Required work:
Every entry below should be reproduced exactly; no picture is to be included.

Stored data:
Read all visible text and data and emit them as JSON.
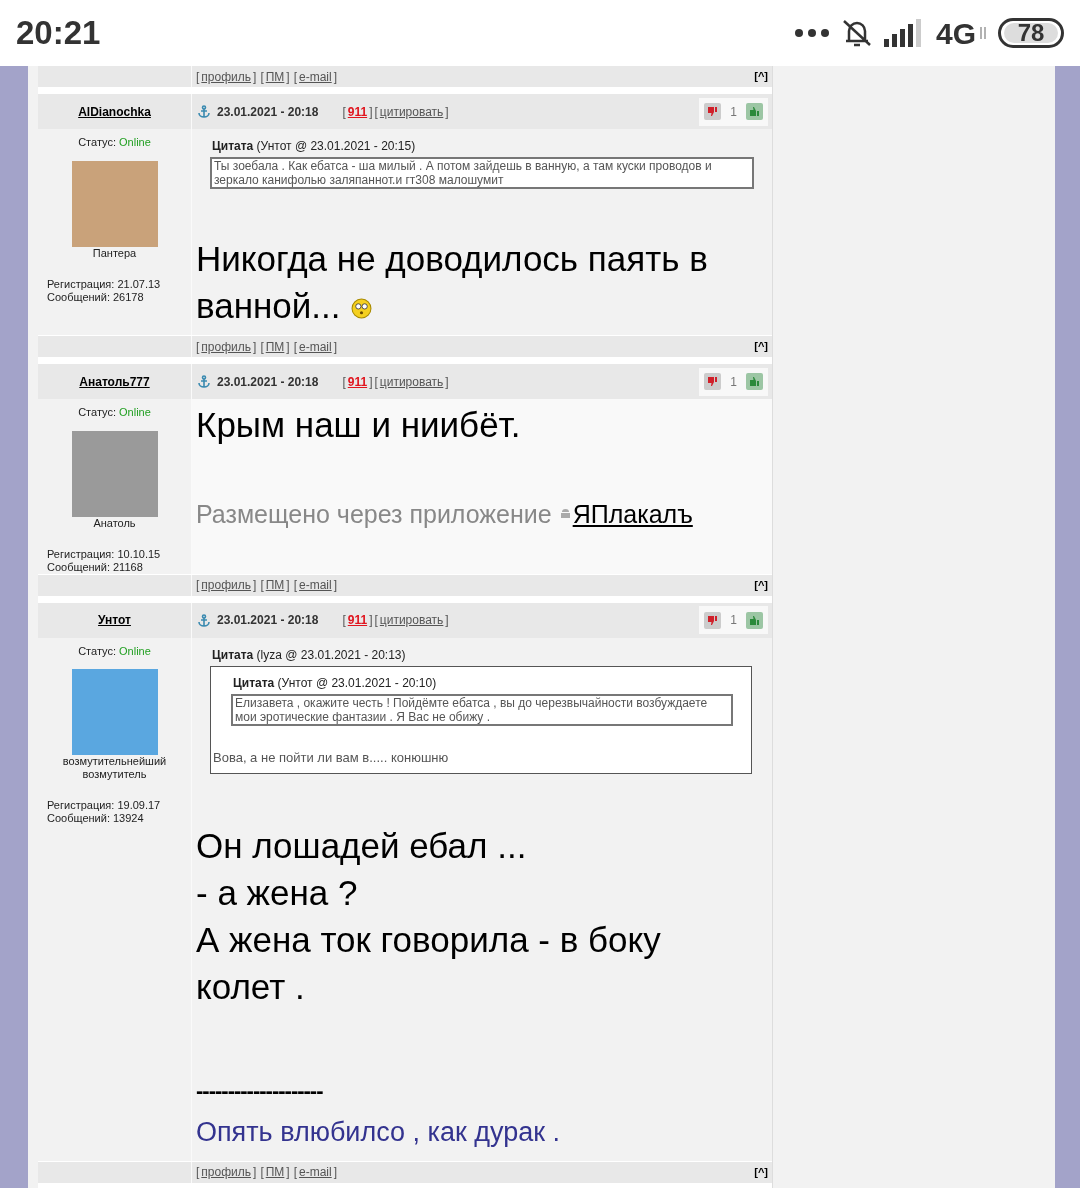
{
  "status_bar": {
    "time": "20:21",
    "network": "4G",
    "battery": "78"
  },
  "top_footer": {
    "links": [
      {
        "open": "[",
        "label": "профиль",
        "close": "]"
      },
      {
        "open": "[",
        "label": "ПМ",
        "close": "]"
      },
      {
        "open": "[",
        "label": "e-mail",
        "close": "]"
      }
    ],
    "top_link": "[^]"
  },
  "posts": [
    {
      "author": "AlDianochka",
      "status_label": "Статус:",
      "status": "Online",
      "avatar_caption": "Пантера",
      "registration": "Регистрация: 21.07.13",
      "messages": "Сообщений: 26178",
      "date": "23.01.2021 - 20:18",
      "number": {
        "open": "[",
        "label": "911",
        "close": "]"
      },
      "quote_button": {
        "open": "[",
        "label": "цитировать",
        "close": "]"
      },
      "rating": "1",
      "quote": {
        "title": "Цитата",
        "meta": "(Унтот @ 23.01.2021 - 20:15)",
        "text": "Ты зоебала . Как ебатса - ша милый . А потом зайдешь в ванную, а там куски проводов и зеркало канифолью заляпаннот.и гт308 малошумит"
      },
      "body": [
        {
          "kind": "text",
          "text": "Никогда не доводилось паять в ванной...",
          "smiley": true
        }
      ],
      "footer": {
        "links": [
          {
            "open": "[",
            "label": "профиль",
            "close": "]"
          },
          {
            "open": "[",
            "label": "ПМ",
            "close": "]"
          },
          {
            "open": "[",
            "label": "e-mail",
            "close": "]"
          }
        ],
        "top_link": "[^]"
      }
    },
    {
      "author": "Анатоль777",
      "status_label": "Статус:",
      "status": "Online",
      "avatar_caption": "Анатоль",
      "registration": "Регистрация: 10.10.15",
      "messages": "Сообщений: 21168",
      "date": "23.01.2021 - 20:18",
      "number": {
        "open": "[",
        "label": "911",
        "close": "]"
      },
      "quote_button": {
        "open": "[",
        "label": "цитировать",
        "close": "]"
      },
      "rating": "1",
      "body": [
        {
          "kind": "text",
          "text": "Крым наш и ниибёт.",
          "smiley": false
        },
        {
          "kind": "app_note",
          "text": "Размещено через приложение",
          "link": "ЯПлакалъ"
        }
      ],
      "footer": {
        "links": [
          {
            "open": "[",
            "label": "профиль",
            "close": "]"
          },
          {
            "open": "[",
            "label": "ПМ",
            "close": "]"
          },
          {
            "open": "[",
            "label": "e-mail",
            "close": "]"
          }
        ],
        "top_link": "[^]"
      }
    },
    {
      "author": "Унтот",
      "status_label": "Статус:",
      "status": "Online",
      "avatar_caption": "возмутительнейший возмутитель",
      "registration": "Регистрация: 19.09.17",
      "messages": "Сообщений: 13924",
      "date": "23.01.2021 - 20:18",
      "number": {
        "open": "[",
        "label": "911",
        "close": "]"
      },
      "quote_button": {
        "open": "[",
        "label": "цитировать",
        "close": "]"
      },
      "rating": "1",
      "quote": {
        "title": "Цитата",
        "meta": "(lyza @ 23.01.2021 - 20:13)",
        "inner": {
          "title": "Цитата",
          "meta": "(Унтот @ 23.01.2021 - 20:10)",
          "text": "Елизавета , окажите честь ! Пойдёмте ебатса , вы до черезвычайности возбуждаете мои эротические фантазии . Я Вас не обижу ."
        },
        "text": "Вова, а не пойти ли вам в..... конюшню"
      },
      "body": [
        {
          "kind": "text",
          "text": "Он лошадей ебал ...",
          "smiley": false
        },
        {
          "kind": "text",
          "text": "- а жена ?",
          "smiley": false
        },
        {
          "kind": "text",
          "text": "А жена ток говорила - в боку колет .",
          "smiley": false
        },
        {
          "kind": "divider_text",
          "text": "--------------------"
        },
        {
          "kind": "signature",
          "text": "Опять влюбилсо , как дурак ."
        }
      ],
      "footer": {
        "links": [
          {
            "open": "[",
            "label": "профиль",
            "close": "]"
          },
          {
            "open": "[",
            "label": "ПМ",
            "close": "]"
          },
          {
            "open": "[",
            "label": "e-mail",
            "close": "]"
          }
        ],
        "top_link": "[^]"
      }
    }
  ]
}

Solution to this problem:
Read all visible text and data and emit them as JSON.
{
  "status_bar": {
    "time": "20:21",
    "network": "4G",
    "battery": "78"
  },
  "top_footer": {
    "links": [
      {
        "open": "[",
        "label": "профиль",
        "close": "]"
      },
      {
        "open": "[",
        "label": "ПМ",
        "close": "]"
      },
      {
        "open": "[",
        "label": "e-mail",
        "close": "]"
      }
    ],
    "top_link": "[^]"
  },
  "posts": [
    {
      "author": "AlDianochka",
      "status_label": "Статус:",
      "status": "Online",
      "avatar_caption": "Пантера",
      "registration": "Регистрация: 21.07.13",
      "messages": "Сообщений: 26178",
      "date": "23.01.2021 - 20:18",
      "number": {
        "open": "[",
        "label": "911",
        "close": "]"
      },
      "quote_button": {
        "open": "[",
        "label": "цитировать",
        "close": "]"
      },
      "rating": "1",
      "quote": {
        "title": "Цитата",
        "meta": "(Унтот @ 23.01.2021 - 20:15)",
        "text": "Ты зоебала . Как ебатса - ша милый . А потом зайдешь в ванную, а там куски проводов и зеркало канифолью заляпаннот.и гт308 малошумит"
      },
      "body": [
        {
          "kind": "text",
          "text": "Никогда не доводилось паять в ванной...",
          "smiley": true
        }
      ],
      "footer": {
        "links": [
          {
            "open": "[",
            "label": "профиль",
            "close": "]"
          },
          {
            "open": "[",
            "label": "ПМ",
            "close": "]"
          },
          {
            "open": "[",
            "label": "e-mail",
            "close": "]"
          }
        ],
        "top_link": "[^]"
      }
    },
    {
      "author": "Анатоль777",
      "status_label": "Статус:",
      "status": "Online",
      "avatar_caption": "Анатоль",
      "registration": "Регистрация: 10.10.15",
      "messages": "Сообщений: 21168",
      "date": "23.01.2021 - 20:18",
      "number": {
        "open": "[",
        "label": "911",
        "close": "]"
      },
      "quote_button": {
        "open": "[",
        "label": "цитировать",
        "close": "]"
      },
      "rating": "1",
      "body": [
        {
          "kind": "text",
          "text": "Крым наш и ниибёт.",
          "smiley": false
        },
        {
          "kind": "app_note",
          "text": "Размещено через приложение",
          "link": "ЯПлакалъ"
        }
      ],
      "footer": {
        "links": [
          {
            "open": "[",
            "label": "профиль",
            "close": "]"
          },
          {
            "open": "[",
            "label": "ПМ",
            "close": "]"
          },
          {
            "open": "[",
            "label": "e-mail",
            "close": "]"
          }
        ],
        "top_link": "[^]"
      }
    },
    {
      "author": "Унтот",
      "status_label": "Статус:",
      "status": "Online",
      "avatar_caption": "возмутительнейший возмутитель",
      "registration": "Регистрация: 19.09.17",
      "messages": "Сообщений: 13924",
      "date": "23.01.2021 - 20:18",
      "number": {
        "open": "[",
        "label": "911",
        "close": "]"
      },
      "quote_button": {
        "open": "[",
        "label": "цитировать",
        "close": "]"
      },
      "rating": "1",
      "quote": {
        "title": "Цитата",
        "meta": "(lyza @ 23.01.2021 - 20:13)",
        "inner": {
          "title": "Цитата",
          "meta": "(Унтот @ 23.01.2021 - 20:10)",
          "text": "Елизавета , окажите честь ! Пойдёмте ебатса , вы до черезвычайности возбуждаете мои эротические фантазии . Я Вас не обижу ."
        },
        "text": "Вова, а не пойти ли вам в..... конюшню"
      },
      "body": [
        {
          "kind": "text",
          "text": "Он лошадей ебал ...",
          "smiley": false
        },
        {
          "kind": "text",
          "text": "- а жена ?",
          "smiley": false
        },
        {
          "kind": "text",
          "text": "А жена ток говорила - в боку колет .",
          "smiley": false
        },
        {
          "kind": "divider_text",
          "text": "--------------------"
        },
        {
          "kind": "signature",
          "text": "Опять влюбилсо , как дурак ."
        }
      ],
      "footer": {
        "links": [
          {
            "open": "[",
            "label": "профиль",
            "close": "]"
          },
          {
            "open": "[",
            "label": "ПМ",
            "close": "]"
          },
          {
            "open": "[",
            "label": "e-mail",
            "close": "]"
          }
        ],
        "top_link": "[^]"
      }
    }
  ]
}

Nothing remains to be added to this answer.